#### TASK INSTRUCTIONS
Using the data below, gather each line that includes the word "legend".

=== THE DATA ===

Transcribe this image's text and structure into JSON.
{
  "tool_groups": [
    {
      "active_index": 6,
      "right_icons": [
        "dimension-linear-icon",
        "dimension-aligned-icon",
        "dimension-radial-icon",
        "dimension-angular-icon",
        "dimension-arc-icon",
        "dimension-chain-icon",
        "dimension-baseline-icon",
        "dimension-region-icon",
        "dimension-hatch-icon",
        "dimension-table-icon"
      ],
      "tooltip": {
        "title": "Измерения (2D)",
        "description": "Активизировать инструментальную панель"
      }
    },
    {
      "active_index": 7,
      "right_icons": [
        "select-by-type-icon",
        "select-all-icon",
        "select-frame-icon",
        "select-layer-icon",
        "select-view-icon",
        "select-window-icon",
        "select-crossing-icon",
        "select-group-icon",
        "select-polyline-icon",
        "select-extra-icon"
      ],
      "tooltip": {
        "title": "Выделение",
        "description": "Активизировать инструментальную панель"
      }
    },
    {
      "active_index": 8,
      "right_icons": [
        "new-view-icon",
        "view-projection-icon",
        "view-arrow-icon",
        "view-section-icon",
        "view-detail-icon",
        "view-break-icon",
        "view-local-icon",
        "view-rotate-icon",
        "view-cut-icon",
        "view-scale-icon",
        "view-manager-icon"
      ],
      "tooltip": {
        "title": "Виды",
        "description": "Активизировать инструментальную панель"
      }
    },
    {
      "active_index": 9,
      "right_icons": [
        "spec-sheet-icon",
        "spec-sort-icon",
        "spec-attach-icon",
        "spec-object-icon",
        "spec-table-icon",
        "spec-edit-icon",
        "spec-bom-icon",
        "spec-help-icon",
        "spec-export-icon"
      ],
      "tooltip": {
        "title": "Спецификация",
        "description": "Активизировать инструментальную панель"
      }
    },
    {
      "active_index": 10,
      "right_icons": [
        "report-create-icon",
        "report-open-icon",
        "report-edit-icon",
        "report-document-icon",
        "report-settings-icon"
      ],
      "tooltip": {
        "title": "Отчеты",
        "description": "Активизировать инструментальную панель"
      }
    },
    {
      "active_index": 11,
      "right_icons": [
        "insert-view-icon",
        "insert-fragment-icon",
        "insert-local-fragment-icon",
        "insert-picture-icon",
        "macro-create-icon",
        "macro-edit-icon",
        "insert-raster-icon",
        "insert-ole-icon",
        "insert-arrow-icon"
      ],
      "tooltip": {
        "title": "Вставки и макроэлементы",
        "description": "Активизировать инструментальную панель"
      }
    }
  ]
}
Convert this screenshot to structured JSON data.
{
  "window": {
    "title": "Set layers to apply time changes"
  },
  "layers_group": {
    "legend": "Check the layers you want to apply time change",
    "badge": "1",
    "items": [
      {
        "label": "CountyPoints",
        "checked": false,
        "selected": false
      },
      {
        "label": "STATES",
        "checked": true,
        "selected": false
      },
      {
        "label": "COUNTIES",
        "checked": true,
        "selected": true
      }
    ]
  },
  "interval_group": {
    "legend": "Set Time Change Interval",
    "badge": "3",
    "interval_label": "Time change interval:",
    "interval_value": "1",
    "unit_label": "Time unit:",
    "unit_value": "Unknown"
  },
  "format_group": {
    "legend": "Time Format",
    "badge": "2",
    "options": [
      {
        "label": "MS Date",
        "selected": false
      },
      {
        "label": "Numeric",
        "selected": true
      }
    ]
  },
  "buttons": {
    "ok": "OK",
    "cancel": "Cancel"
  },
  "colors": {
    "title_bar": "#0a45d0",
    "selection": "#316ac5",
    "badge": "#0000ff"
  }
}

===

#### RESPONSE
    "legend": "Check the layers you want to apply time change",
    "legend": "Set Time Change Interval",
    "legend": "Time Format",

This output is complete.